- Being the first permanent human settlement on the moon, one of its major goals will be to pave the way for humanity’s colonisation of other planets in our solar system, providing an accurate test bed for new technologies aimed at the exploration and settlement of new worlds. Moreover, the development of robotics systems adapted to the lunar environment is crucial, as performant rovers are absolutely necessary when it comes to transportation on the Moon.
- To sum up, our motivated team is bound to come up with groundbreaking lunar discoveries in various fields, as we will doubtlessly implement an increasing number of research programs on a wide range of scientific topics, some of which have not been investigated before. For instance, we plan on further studying other key subjects (Physics, Biochemistry, Ecology or Zoology) or even Immunology (assessing the transmissibility of COVID-19 on the Moon).
Section 5 – Life as an astronaut
- What would you include in your astronaut training programme, to help prepare the astronauts for a Moon mission? (Max 300 words).
- To ensure the capabilities of the crew, there will have to be many tests and immersive programs which are going to prepare scientists for maintaining the first ever base on a moon. Thus, preparation will be similar to ISS training with a focus on autonomous control without the need to communicate with Earth.
- There will be on site training with mission simulations which prepare the crew for the hardships which are probable to encounter. Moreover, participants will also be taught moon base resource management skills and learn to develop and share situational awareness în a complex mission environment.
- Moreover, courses on developing better active learning skills, communication protocols and how to package comm-loop calls are to be added to the schedule. Thus, there would also be a need to discuss Gateway related operations, including a required tele-operation element and a reference mission for lunar surface landing sites and traverses.
- In addition, the team will have to be familiarised with the exploration extravehicular mobility unit for astronauts. As well as this, there is going to be a simulation in which operational architecture integrates science and rover operations within a control room which is to accustom the crew with remote control of the rovers on site.
- Therefore, our crew will have to take part in a tailored program of 3 weeks which is tol fully accustom them with the way Selene is going to be operated and constructed.
- What space vehicles will your future Moon mission need? Describe the vehicles found in your Moon camp and consider how you will travel to and from Earth, and explore new destinations on the Moon’s surface. (Max 150 words).
- In order to efficiently explore vast surfaces on the moon, the moon camp will dispose of multiple types of vehicles. Thus, there are to be two types of autonomous rovers: one designed for the extraction and transportation of water ice while the other used for scouting of new terrain. For long distance missions, astronauts will also make use of a crewed vehicle. This will have to be equipped with a pressurised module able to accommodate up to three people and be completely self-sufficient for multiple days at a time.

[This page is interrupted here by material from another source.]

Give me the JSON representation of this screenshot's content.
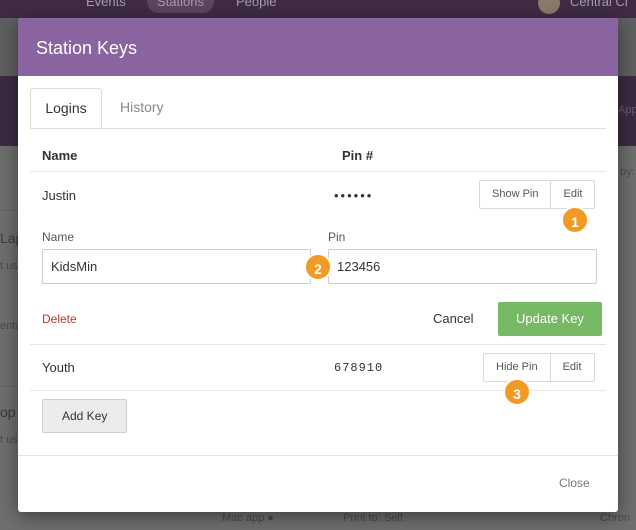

- When it comes to the journey to and from Earth, this will be performed in two stages: First, astronauts will leave Earth on a rocket which will take them to the lunar orbit. Then, the capsule will rendezvous with NASA’s lunar gateway, where the crew will embark on a lander in order to arrive on the surface of the moon.